November 11, 2018 – Until recently, organic milk was one of the fastest growing sectors in organic agriculture. However, with prices declining, interest in transitioning to grass-fed production methods is increasing. Expansion in this market has been particularly significant in the Northeast where farmers face challenging climate conditions that complicate cropping of traditional feed crops such as corn silage and therefore encourage more grass-based systems.
This expansion, now estimated to be over 300 grass-fed dairy farms, has outpaced research, leading to knowledge gaps for both farmers and technical service providers.
Heather Darby, an Agronomic and Soils Specialist for the University of Vermont, organic farmer, and OFRF board member, has received a $1.5M grant from USDA’s Organic Research and Extension Initiative (OREI) to help fill in those gaps. This new multi-year research project, titled Advancing Grass-Fed Dairy: A Whole Systems Approach to Enhancing Productivity, Quality, and Far Viability in the U.S., seeks to identify critical components of grass-fed dairy management that support high quality milk production, herd health, environmental health, and farm economic viability, while contributing to a vibrant grass-fed dairy market that meets the needs and preferences of consumers.
Heather was raised on a dairy farm in Alburg, Vermont and is now the 7th generation farming this land. She operates a diversified certified organic farm and custom grazing service for local farms, supporting 80 heads of certified organic cattle during the grazing season.
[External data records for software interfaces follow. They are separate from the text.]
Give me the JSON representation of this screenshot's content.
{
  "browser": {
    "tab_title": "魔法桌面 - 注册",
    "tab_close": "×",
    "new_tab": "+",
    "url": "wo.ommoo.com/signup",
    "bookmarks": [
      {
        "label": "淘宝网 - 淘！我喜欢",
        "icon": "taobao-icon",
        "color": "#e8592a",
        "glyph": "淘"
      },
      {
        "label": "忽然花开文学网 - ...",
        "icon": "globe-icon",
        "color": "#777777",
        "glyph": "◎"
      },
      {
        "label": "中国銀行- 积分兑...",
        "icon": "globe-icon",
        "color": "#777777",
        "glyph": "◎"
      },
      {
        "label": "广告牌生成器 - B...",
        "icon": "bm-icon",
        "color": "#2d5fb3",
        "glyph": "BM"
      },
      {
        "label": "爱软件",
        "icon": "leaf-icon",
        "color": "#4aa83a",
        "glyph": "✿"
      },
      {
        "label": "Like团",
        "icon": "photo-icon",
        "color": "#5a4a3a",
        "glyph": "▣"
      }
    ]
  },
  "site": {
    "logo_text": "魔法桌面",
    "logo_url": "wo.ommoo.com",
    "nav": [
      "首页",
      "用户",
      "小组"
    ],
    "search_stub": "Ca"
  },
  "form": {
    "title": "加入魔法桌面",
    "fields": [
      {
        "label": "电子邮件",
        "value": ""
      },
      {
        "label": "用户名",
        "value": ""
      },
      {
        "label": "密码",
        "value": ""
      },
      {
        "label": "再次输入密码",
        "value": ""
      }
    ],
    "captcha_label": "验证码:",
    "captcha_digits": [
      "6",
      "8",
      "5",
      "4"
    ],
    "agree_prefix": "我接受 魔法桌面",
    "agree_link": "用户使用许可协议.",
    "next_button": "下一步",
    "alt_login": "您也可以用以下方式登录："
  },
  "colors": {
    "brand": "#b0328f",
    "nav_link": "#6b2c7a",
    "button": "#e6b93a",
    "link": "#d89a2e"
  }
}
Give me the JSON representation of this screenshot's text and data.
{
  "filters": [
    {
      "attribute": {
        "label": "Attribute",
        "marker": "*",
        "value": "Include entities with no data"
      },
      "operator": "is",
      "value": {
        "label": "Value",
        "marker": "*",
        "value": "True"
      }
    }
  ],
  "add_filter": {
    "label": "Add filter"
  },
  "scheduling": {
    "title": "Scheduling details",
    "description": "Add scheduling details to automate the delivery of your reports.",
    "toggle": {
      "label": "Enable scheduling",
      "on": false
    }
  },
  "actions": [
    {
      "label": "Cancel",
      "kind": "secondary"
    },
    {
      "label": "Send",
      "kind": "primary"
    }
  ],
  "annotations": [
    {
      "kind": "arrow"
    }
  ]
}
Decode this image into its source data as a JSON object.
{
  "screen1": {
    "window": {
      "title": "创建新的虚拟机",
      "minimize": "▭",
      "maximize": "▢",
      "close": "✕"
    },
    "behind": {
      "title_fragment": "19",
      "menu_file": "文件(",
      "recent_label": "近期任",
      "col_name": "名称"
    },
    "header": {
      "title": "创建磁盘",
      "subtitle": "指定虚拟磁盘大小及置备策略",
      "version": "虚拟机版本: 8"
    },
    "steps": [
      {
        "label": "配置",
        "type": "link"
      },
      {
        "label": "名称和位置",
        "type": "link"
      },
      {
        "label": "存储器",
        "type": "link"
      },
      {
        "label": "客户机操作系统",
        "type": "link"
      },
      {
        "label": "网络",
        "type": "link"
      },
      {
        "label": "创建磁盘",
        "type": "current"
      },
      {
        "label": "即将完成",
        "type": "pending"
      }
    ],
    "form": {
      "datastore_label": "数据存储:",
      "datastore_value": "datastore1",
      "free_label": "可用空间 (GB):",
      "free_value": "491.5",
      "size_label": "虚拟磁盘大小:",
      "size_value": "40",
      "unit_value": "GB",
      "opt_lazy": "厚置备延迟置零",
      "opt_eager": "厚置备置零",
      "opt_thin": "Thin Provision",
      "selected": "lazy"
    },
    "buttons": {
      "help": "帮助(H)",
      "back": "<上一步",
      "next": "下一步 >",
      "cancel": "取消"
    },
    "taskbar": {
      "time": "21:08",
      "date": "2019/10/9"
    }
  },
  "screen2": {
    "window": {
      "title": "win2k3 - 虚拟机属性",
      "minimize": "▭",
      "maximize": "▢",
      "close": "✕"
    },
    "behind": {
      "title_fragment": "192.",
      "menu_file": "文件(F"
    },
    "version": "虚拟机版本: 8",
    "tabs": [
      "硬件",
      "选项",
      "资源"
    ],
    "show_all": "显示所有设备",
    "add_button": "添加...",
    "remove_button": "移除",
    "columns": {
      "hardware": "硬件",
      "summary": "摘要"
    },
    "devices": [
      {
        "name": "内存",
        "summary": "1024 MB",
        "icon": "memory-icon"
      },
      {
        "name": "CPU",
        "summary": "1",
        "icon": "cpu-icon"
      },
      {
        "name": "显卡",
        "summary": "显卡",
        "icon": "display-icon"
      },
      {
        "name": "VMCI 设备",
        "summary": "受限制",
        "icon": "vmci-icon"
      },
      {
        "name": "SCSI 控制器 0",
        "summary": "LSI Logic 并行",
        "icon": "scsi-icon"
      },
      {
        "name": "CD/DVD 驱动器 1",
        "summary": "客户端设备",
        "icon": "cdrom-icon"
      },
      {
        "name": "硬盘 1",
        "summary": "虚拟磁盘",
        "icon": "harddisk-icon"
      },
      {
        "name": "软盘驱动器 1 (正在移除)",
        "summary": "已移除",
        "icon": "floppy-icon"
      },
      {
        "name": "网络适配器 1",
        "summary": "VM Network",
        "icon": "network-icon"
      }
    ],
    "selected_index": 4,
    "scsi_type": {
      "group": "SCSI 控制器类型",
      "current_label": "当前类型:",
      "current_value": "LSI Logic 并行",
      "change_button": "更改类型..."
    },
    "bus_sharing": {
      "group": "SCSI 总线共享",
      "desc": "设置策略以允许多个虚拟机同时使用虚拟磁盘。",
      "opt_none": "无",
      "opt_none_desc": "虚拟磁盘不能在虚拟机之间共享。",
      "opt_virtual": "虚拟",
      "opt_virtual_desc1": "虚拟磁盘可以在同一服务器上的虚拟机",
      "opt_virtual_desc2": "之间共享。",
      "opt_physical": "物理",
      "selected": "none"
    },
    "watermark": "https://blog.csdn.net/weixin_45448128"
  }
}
She also serves on OFRF’s Board of Directors and is Chair of the Research and Education Committee.
OFRF helped Heather pursue her passion by providing a grant to conduct research on soil organic matter and plant health when she was pursuing her PhD at Oregon State. It’s nice to see things come full circle. Congratulations Heather!